**What is expected**. Without changing a single word, set down all of the records.

• • • • • • •

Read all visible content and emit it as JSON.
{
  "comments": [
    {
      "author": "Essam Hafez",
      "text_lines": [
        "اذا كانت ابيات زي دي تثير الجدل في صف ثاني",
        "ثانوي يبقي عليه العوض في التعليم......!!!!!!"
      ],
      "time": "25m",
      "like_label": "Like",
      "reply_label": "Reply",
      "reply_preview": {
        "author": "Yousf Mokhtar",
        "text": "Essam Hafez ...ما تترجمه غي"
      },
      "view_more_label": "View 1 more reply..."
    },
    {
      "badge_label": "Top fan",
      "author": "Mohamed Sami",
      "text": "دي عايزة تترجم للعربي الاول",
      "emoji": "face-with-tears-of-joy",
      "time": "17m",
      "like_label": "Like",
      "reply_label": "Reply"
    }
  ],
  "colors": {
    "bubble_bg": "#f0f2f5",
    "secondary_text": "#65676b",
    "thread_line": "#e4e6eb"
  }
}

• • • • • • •

**Output of the task**.
Read all visible content and emit it as JSON.
{
  "comments": [
    {
      "author": "Essam Hafez",
      "text_lines": [
        "اذا كانت ابيات زي دي تثير الجدل في صف ثاني",
        "ثانوي يبقي عليه العوض في التعليم......!!!!!!"
      ],
      "time": "25m",
      "like_label": "Like",
      "reply_label": "Reply",
      "reply_preview": {
        "author": "Yousf Mokhtar",
        "text": "Essam Hafez ...ما تترجمه غي"
      },
      "view_more_label": "View 1 more reply..."
    },
    {
      "badge_label": "Top fan",
      "author": "Mohamed Sami",
      "text": "دي عايزة تترجم للعربي الاول",
      "emoji": "face-with-tears-of-joy",
      "time": "17m",
      "like_label": "Like",
      "reply_label": "Reply"
    }
  ],
  "colors": {
    "bubble_bg": "#f0f2f5",
    "secondary_text": "#65676b",
    "thread_line": "#e4e6eb"
  }
}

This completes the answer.